Now that has shrunk to 43 percent as funding from private companies has gone up 300 percent.

Also gone is the Committee of One Hundred's five-member governing board.

In its place is a 28-member executive committee that includes the County Commission chairman and the mayors of the three cities. There's also a 31-member board of directors, with executives, local officials and educators.

With all those changes, it makes sense to ensure that the right people are in the right jobs and to consider growing the organization, said Rhea Law, who chairs the EDC's executive committee.

Law expects the process to take about four months and it could end up with Norden in the job he's got, or in another role.

"Keith has been doing a great job of filling the gaps over time," Law said.

Law said the possible changes do not have anything to do with recent controversy over the $1.1 million in incentives that Hillsborough and Tampa elected officials recently approved for PricewaterhouseCoopers.

The EDC prepared an application, submitted to the county on behalf of PricewaterhouseCoopers, that said 1,633 of the firm's jobs in Tampa were "at risk" and that it had competing offers from as far away as India.

Later, an executive of the firm said there was never any thought of moving the Tampa jobs. Last week, PricewaterhouseCoopers withdrew its application.

Norden made his proposal to the EDC after local officials approved the incentives, but before the PricewaterhouseCoopers executive's disclosure that the jobs were not at risk.

"This has nothing to do with that," Law said. "This all predated that. That is not an issue."

Norden also said there was no connection between his proposals and the Pricewaterhouse­Coopers controversy. But he said the EDC has looked at its procedures since the incentive package made headlines.

"The process can always be improved," he said. "The project has made us look at the process and the way things are presented to the political leadership, and hopefully it will improve the way things are presented."

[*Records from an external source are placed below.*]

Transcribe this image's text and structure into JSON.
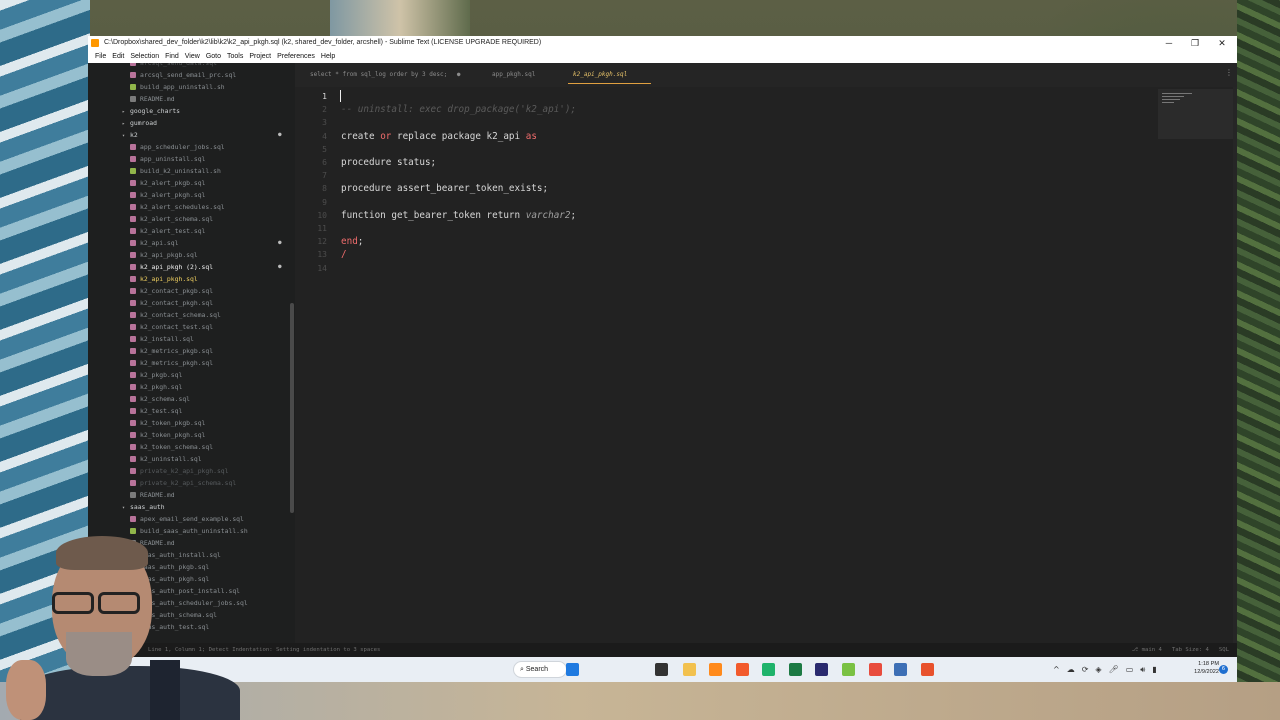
{
  "window": {
    "title": "C:\\Dropbox\\shared_dev_folder\\k2\\lib\\k2\\k2_api_pkgh.sql (k2, shared_dev_folder, arcshell) - Sublime Text (LICENSE UPGRADE REQUIRED)",
    "controls": {
      "minimize": "─",
      "maximize": "❐",
      "close": "✕"
    }
  },
  "menu": [
    "File",
    "Edit",
    "Selection",
    "Find",
    "View",
    "Goto",
    "Tools",
    "Project",
    "Preferences",
    "Help"
  ],
  "sidebar": {
    "rows": [
      {
        "label": "arcsql_send_data.sql",
        "kind": "sql",
        "state": "dim"
      },
      {
        "label": "arcsql_send_email_prc.sql",
        "kind": "sql",
        "state": "normal"
      },
      {
        "label": "build_app_uninstall.sh",
        "kind": "sh",
        "state": "normal"
      },
      {
        "label": "README.md",
        "kind": "md",
        "state": "normal"
      },
      {
        "label": "google_charts",
        "kind": "folder-closed",
        "state": "folder"
      },
      {
        "label": "gumroad",
        "kind": "folder-closed",
        "state": "folder"
      },
      {
        "label": "k2",
        "kind": "folder-open",
        "state": "folder",
        "dot": "●"
      },
      {
        "label": "app_scheduler_jobs.sql",
        "kind": "sql",
        "state": "normal"
      },
      {
        "label": "app_uninstall.sql",
        "kind": "sql",
        "state": "normal"
      },
      {
        "label": "build_k2_uninstall.sh",
        "kind": "sh",
        "state": "normal"
      },
      {
        "label": "k2_alert_pkgb.sql",
        "kind": "sql",
        "state": "normal"
      },
      {
        "label": "k2_alert_pkgh.sql",
        "kind": "sql",
        "state": "normal"
      },
      {
        "label": "k2_alert_schedules.sql",
        "kind": "sql",
        "state": "normal"
      },
      {
        "label": "k2_alert_schema.sql",
        "kind": "sql",
        "state": "normal"
      },
      {
        "label": "k2_alert_test.sql",
        "kind": "sql",
        "state": "normal"
      },
      {
        "label": "k2_api.sql",
        "kind": "sql",
        "state": "normal",
        "dot": "●"
      },
      {
        "label": "k2_api_pkgb.sql",
        "kind": "sql",
        "state": "normal"
      },
      {
        "label": "k2_api_pkgh (2).sql",
        "kind": "sql",
        "state": "active",
        "dot": "●"
      },
      {
        "label": "k2_api_pkgh.sql",
        "kind": "sql",
        "state": "open"
      },
      {
        "label": "k2_contact_pkgb.sql",
        "kind": "sql",
        "state": "normal"
      },
      {
        "label": "k2_contact_pkgh.sql",
        "kind": "sql",
        "state": "normal"
      },
      {
        "label": "k2_contact_schema.sql",
        "kind": "sql",
        "state": "normal"
      },
      {
        "label": "k2_contact_test.sql",
        "kind": "sql",
        "state": "normal"
      },
      {
        "label": "k2_install.sql",
        "kind": "sql",
        "state": "normal"
      },
      {
        "label": "k2_metrics_pkgb.sql",
        "kind": "sql",
        "state": "normal"
      },
      {
        "label": "k2_metrics_pkgh.sql",
        "kind": "sql",
        "state": "normal"
      },
      {
        "label": "k2_pkgb.sql",
        "kind": "sql",
        "state": "normal"
      },
      {
        "label": "k2_pkgh.sql",
        "kind": "sql",
        "state": "normal"
      },
      {
        "label": "k2_schema.sql",
        "kind": "sql",
        "state": "normal"
      },
      {
        "label": "k2_test.sql",
        "kind": "sql",
        "state": "normal"
      },
      {
        "label": "k2_token_pkgb.sql",
        "kind": "sql",
        "state": "normal"
      },
      {
        "label": "k2_token_pkgh.sql",
        "kind": "sql",
        "state": "normal"
      },
      {
        "label": "k2_token_schema.sql",
        "kind": "sql",
        "state": "normal"
      },
      {
        "label": "k2_uninstall.sql",
        "kind": "sql",
        "state": "normal"
      },
      {
        "label": "private_k2_api_pkgh.sql",
        "kind": "sql",
        "state": "dim"
      },
      {
        "label": "private_k2_api_schema.sql",
        "kind": "sql",
        "state": "dim"
      },
      {
        "label": "README.md",
        "kind": "md",
        "state": "normal"
      },
      {
        "label": "saas_auth",
        "kind": "folder-open",
        "state": "folder"
      },
      {
        "label": "apex_email_send_example.sql",
        "kind": "sql",
        "state": "normal"
      },
      {
        "label": "build_saas_auth_uninstall.sh",
        "kind": "sh",
        "state": "normal"
      },
      {
        "label": "README.md",
        "kind": "md",
        "state": "normal"
      },
      {
        "label": "saas_auth_install.sql",
        "kind": "sql",
        "state": "normal"
      },
      {
        "label": "saas_auth_pkgb.sql",
        "kind": "sql",
        "state": "normal"
      },
      {
        "label": "saas_auth_pkgh.sql",
        "kind": "sql",
        "state": "normal"
      },
      {
        "label": "saas_auth_post_install.sql",
        "kind": "sql",
        "state": "normal"
      },
      {
        "label": "saas_auth_scheduler_jobs.sql",
        "kind": "sql",
        "state": "normal"
      },
      {
        "label": "saas_auth_schema.sql",
        "kind": "sql",
        "state": "normal"
      },
      {
        "label": "saas_auth_test.sql",
        "kind": "sql",
        "state": "normal"
      }
    ]
  },
  "tabs": [
    {
      "label": "select * from sql_log order by 3 desc;",
      "modified": "●",
      "active": false
    },
    {
      "label": "app_pkgh.sql",
      "active": false
    },
    {
      "label": "k2_api_pkgh.sql",
      "active": true
    }
  ],
  "tab_menu_icon": "⋮",
  "editor": {
    "current_line": "1",
    "lines": [
      {
        "n": "1",
        "parts": []
      },
      {
        "n": "2",
        "parts": [
          {
            "t": "-- uninstall: exec drop_package('k2_api');",
            "c": "cm"
          }
        ]
      },
      {
        "n": "3",
        "parts": []
      },
      {
        "n": "4",
        "parts": [
          {
            "t": "create ",
            "c": ""
          },
          {
            "t": "or",
            "c": "kw"
          },
          {
            "t": " replace package k2_api ",
            "c": ""
          },
          {
            "t": "as",
            "c": "kw"
          }
        ]
      },
      {
        "n": "5",
        "parts": []
      },
      {
        "n": "6",
        "parts": [
          {
            "t": "procedure status;",
            "c": ""
          }
        ]
      },
      {
        "n": "7",
        "parts": []
      },
      {
        "n": "8",
        "parts": [
          {
            "t": "procedure assert_bearer_token_exists;",
            "c": ""
          }
        ]
      },
      {
        "n": "9",
        "parts": []
      },
      {
        "n": "10",
        "parts": [
          {
            "t": "function get_bearer_token return ",
            "c": ""
          },
          {
            "t": "varchar2",
            "c": "ty"
          },
          {
            "t": ";",
            "c": ""
          }
        ]
      },
      {
        "n": "11",
        "parts": []
      },
      {
        "n": "12",
        "parts": [
          {
            "t": "end",
            "c": "kw"
          },
          {
            "t": ";",
            "c": ""
          }
        ]
      },
      {
        "n": "13",
        "parts": [
          {
            "t": "/",
            "c": "kw"
          }
        ]
      },
      {
        "n": "14",
        "parts": []
      }
    ]
  },
  "status": {
    "message": "Line 1, Column 1; Detect Indentation: Setting indentation to 3 spaces",
    "branch": "main",
    "branch_count": "4",
    "tab_size": "Tab Size: 4",
    "syntax": "SQL"
  },
  "taskbar": {
    "search_label": "Search",
    "clock_time": "1:18 PM",
    "clock_date": "12/9/2022",
    "notifications": "6",
    "icons": [
      {
        "name": "start-icon",
        "color": "#1f7ae0"
      },
      {
        "name": "search-icon",
        "color": "#222222"
      },
      {
        "name": "task-view-icon",
        "color": "#333333"
      },
      {
        "name": "file-explorer-icon",
        "color": "#f2c14e"
      },
      {
        "name": "sublime-text-icon",
        "color": "#ff8a1c"
      },
      {
        "name": "brave-icon",
        "color": "#f25a2c"
      },
      {
        "name": "chrome-app-icon",
        "color": "#1fb36b"
      },
      {
        "name": "excel-icon",
        "color": "#1d7a44"
      },
      {
        "name": "k-app-icon",
        "color": "#2a2a6e"
      },
      {
        "name": "green-c-icon",
        "color": "#7ac143"
      },
      {
        "name": "paint-icon",
        "color": "#e84c3d"
      },
      {
        "name": "settings-icon",
        "color": "#3d6fb5"
      },
      {
        "name": "orange-c-icon",
        "color": "#e8512c"
      }
    ]
  },
  "colors": {
    "accent": "#e9c46a",
    "keyword": "#ef6c6c",
    "editor_bg": "#222222"
  }
}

Tampa Hillsborough economic development group considers leadership changes 08/09/11 [Last modified: Tuesday, August 9, 2011 10:33pm]
Photo reprints | Article reprints

© 2017 Tampa Bay Times


Join the discussion: Click to view comments, add yours

  1. SeaWorld shares drop Monday to 2017 low after disclosure of federal subpoena


    The Orlando parent company of SeaWorld and Busch Gardens theme parks saw its stock drop 3.5 percent Monday to $15.10, its lowest price of this year.

    Killer whales perform at Shamu Stadium at SeaWorld in Orlando in 2011, before public pressure was placed on the theme park company to curtail its orca shows.SeaWorld has since announced an end to the traditional killer whale entertainment  at its theme parks. [AP Photo/Phelan M. Ebenhack]
  2. Rick Scott appoints longtime ally Jimmy Patronis as Florida CFO

    State Roundup
    Rick Scott appoints Jimmy Patronis (background) as CFO. [STEVE BOUSQUET | Tampa Bay Times]
  3. Local gas prices plummet as Fourth of July holiday travel approaches


    TAMPA — Local gas prices are enjoying an unseasonal dip around the $2 mark just in time for the hectic Fourth of July holiday travel weekend.

    The price of regular unleaded gasoline has dropped to $1.99 at a Rally station on Pasadena Ave. South and Gulfport Boulevard South, South Pasadena.
[SCOTT KEELER   |   Times]

  4. Air bag recalls, lawsuits lead Takata to file for bankruptcy


    Shattered by recall costs and lawsuits, Japanese air bag maker Takata Corp. filed Monday for bankruptcy protection in Tokyo and the U.S., saying it was the only way it could keep on supplying replacements for faulty air bag inflators linked to the deaths of at least 16 people.

    Japanese air bag maker Takata Corp. CEO Shigehisa Takada bows during a press conference in Tokyo on Monday. Takata has filed for bankruptcy protection in Tokyo and the U.S., overwhelmed by lawsuits and recall costs related to its production of defective air bag inflators.
[(AP Photo/Shizuo Kambayashi]
  5. Airbag maker Takata bankruptcy filing expected in Japan, U.S.


    DETROIT — Japanese airbag maker Takata Corp. has filed for bankruptcy protection in Tokyo and the U.S., overwhelmed by lawsuits and recall costs related to its production of faulty air bag inflators.